Element data from apps and pages:
↓↓↓
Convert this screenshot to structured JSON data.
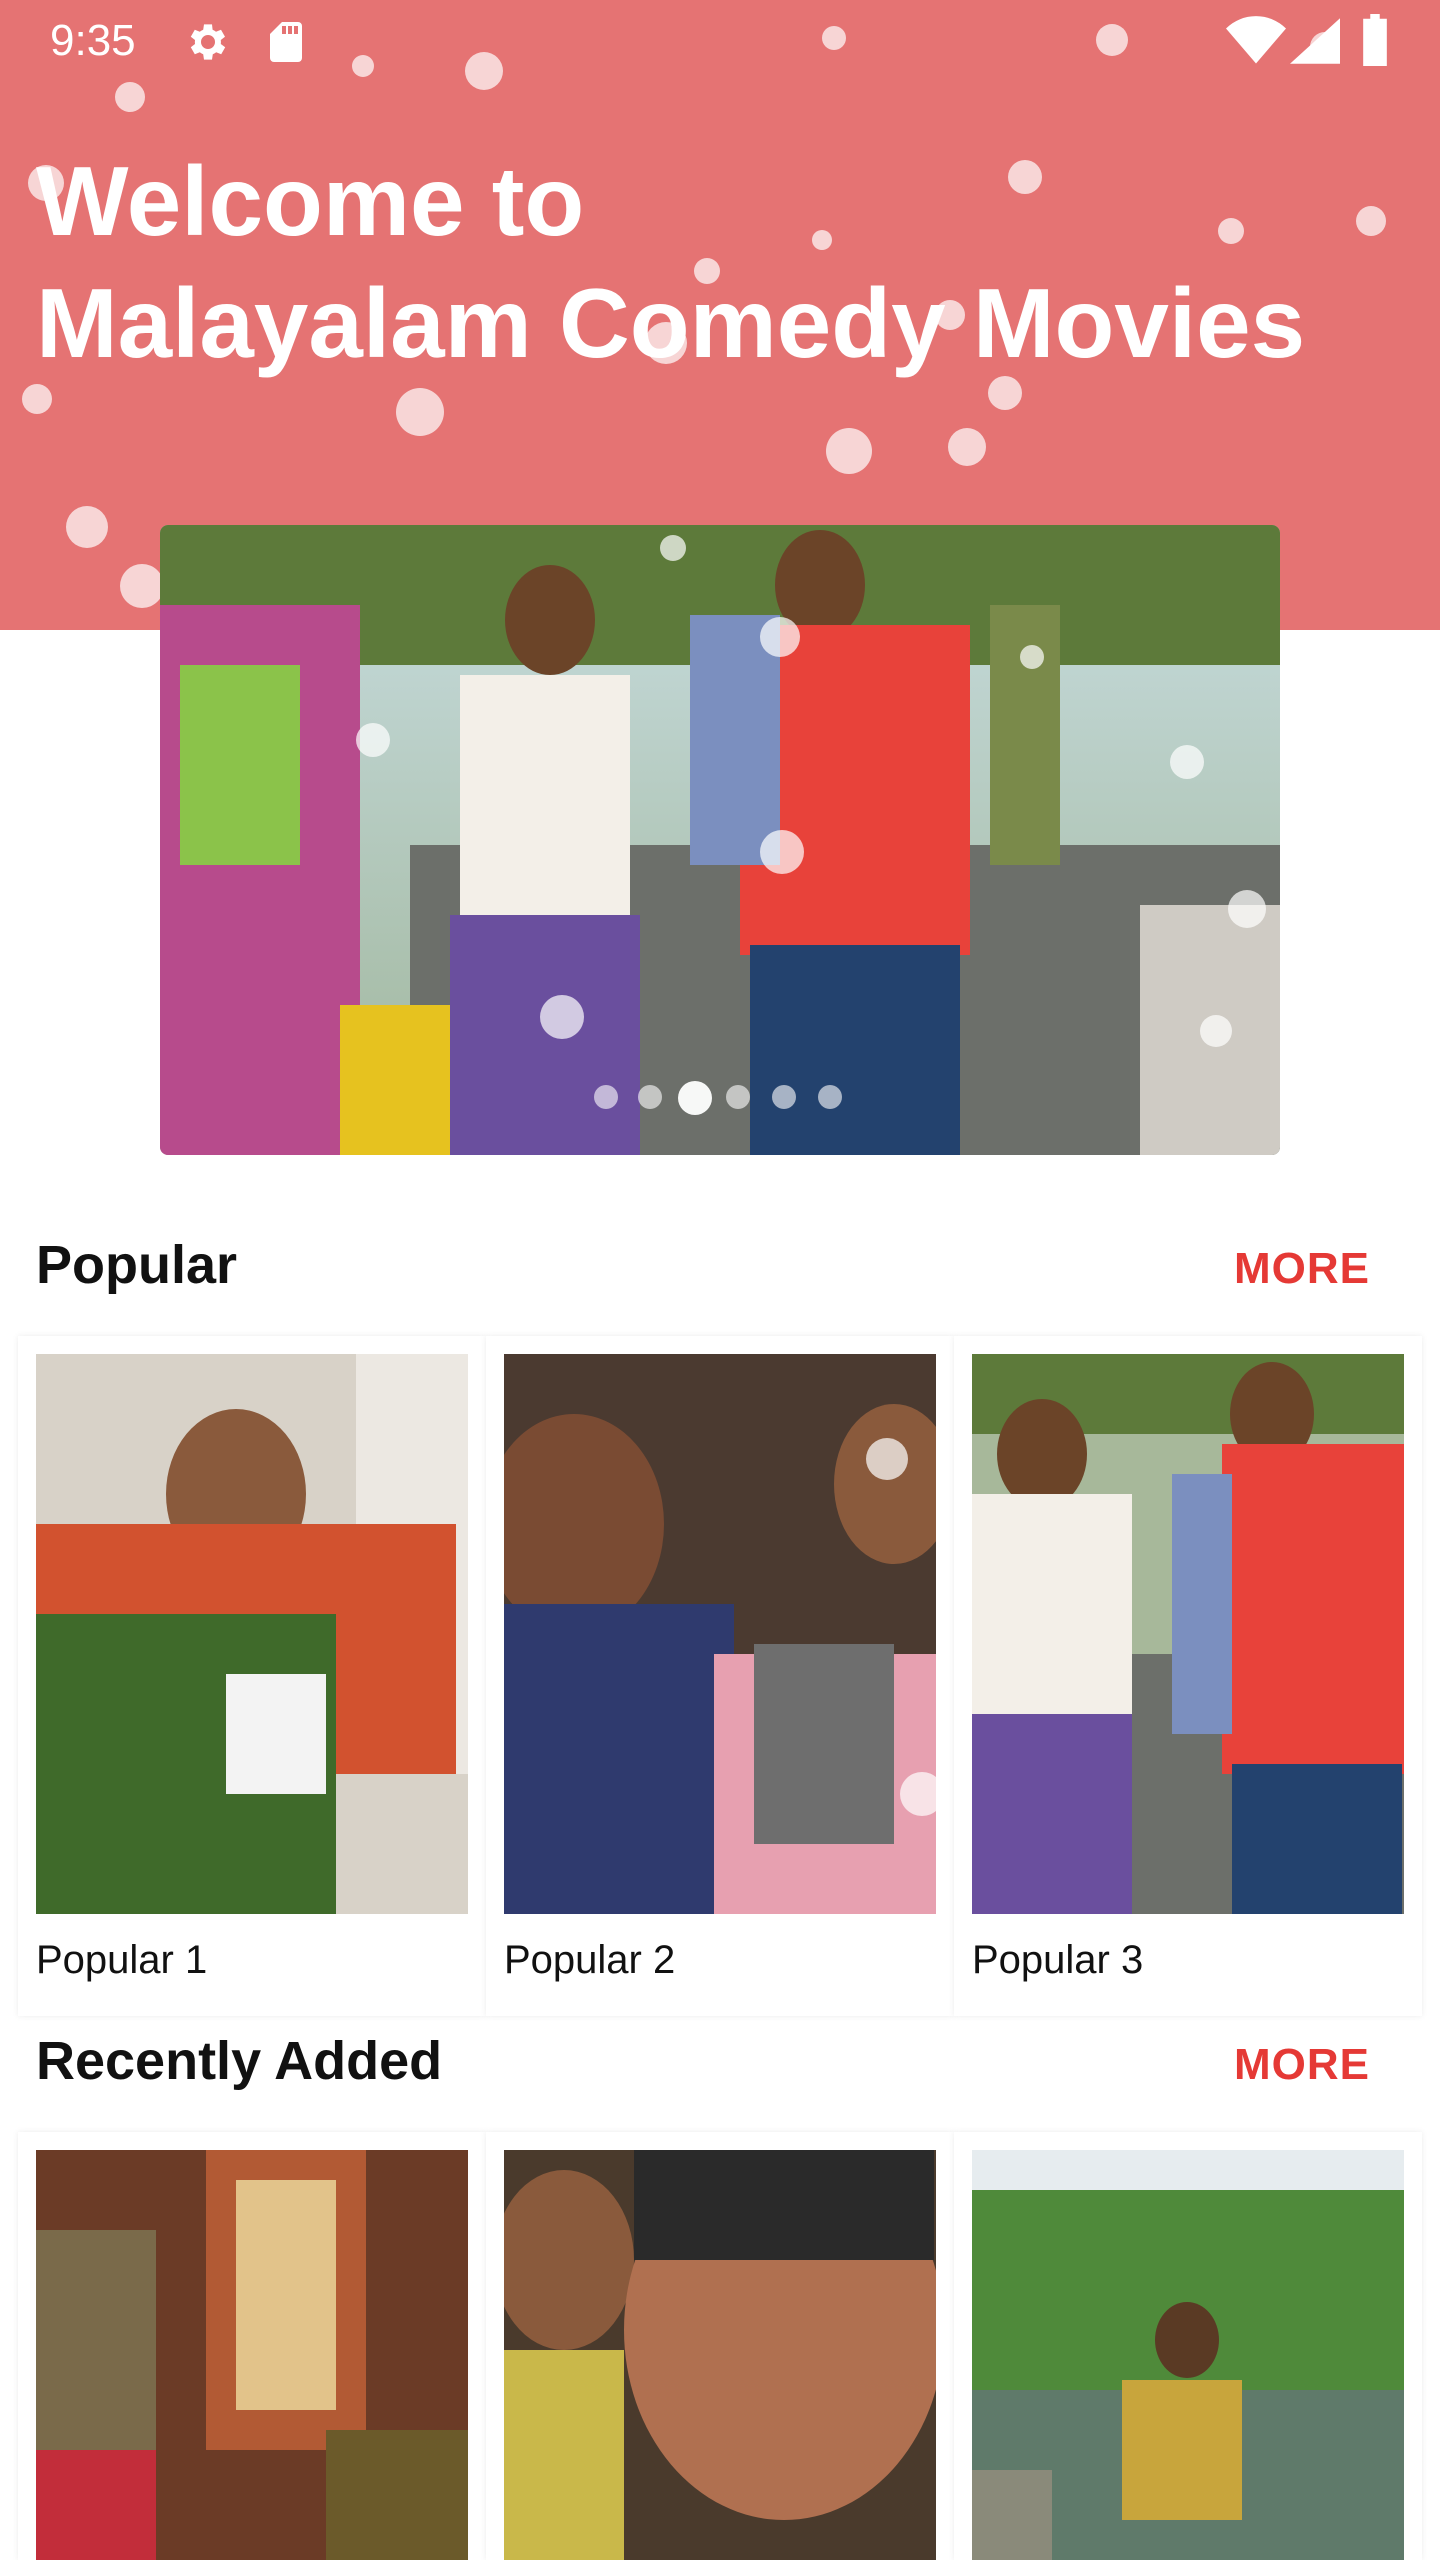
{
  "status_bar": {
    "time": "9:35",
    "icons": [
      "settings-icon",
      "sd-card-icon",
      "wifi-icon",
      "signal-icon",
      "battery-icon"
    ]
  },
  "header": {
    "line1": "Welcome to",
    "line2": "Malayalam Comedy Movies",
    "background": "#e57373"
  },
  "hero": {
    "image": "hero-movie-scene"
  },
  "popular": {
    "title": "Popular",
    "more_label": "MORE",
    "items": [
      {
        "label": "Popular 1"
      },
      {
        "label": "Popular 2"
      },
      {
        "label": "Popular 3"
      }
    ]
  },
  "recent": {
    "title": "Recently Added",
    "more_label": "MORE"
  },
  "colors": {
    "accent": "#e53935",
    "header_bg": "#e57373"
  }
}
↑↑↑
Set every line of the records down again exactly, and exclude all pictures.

> **ANSWER TO THE PROBLEM**:
Convert this screenshot to structured JSON data.
{
  "status_bar": {
    "time": "9:35",
    "icons": [
      "settings-icon",
      "sd-card-icon",
      "wifi-icon",
      "signal-icon",
      "battery-icon"
    ]
  },
  "header": {
    "line1": "Welcome to",
    "line2": "Malayalam Comedy Movies",
    "background": "#e57373"
  },
  "hero": {
    "image": "hero-movie-scene"
  },
  "popular": {
    "title": "Popular",
    "more_label": "MORE",
    "items": [
      {
        "label": "Popular 1"
      },
      {
        "label": "Popular 2"
      },
      {
        "label": "Popular 3"
      }
    ]
  },
  "recent": {
    "title": "Recently Added",
    "more_label": "MORE"
  },
  "colors": {
    "accent": "#e53935",
    "header_bg": "#e57373"
  }
}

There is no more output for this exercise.